→ **Brief**
Find the lines holding the string "label" in the data, then copy all of them.

[Interface dataset entries]
= Beginning of Section =

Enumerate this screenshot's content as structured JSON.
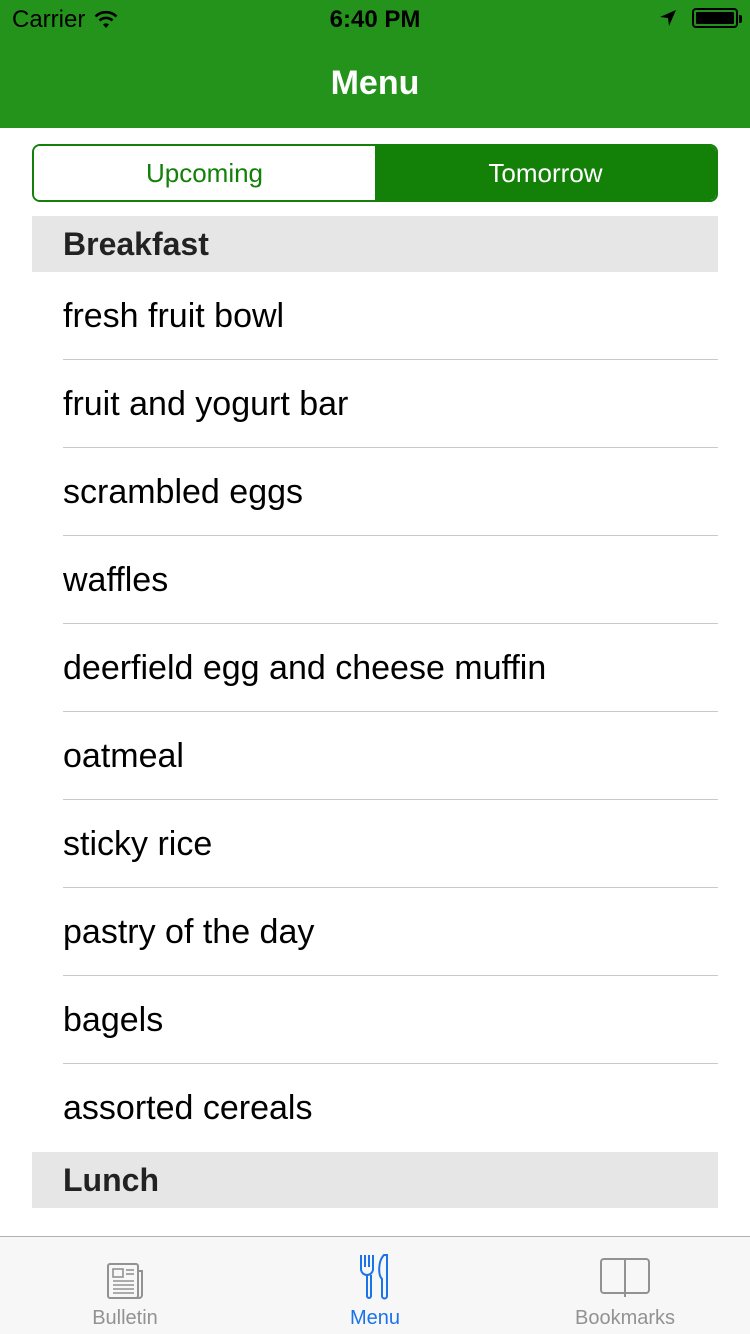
{
  "status_bar": {
    "carrier": "Carrier",
    "time": "6:40 PM"
  },
  "nav": {
    "title": "Menu"
  },
  "segments": [
    {
      "label": "Upcoming",
      "selected": false
    },
    {
      "label": "Tomorrow",
      "selected": true
    }
  ],
  "sections": [
    {
      "title": "Breakfast",
      "items": [
        "fresh fruit bowl",
        "fruit and yogurt bar",
        "scrambled eggs",
        "waffles",
        "deerfield egg and cheese muffin",
        "oatmeal",
        "sticky rice",
        "pastry of the day",
        "bagels",
        "assorted cereals"
      ]
    },
    {
      "title": "Lunch",
      "items": []
    }
  ],
  "tabbar": {
    "tabs": [
      {
        "label": "Bulletin",
        "icon": "newspaper-icon",
        "selected": false
      },
      {
        "label": "Menu",
        "icon": "fork-knife-icon",
        "selected": true
      },
      {
        "label": "Bookmarks",
        "icon": "book-icon",
        "selected": false
      }
    ]
  },
  "colors": {
    "nav_green": "#23931b",
    "segment_green": "#138008",
    "tab_selected": "#1a73e8",
    "tab_inactive": "#929292"
  }
}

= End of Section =

→ **Answer box**
      "label": "Upcoming",
      "label": "Tomorrow",
        "label": "Bulletin",
        "label": "Menu",
        "label": "Bookmarks",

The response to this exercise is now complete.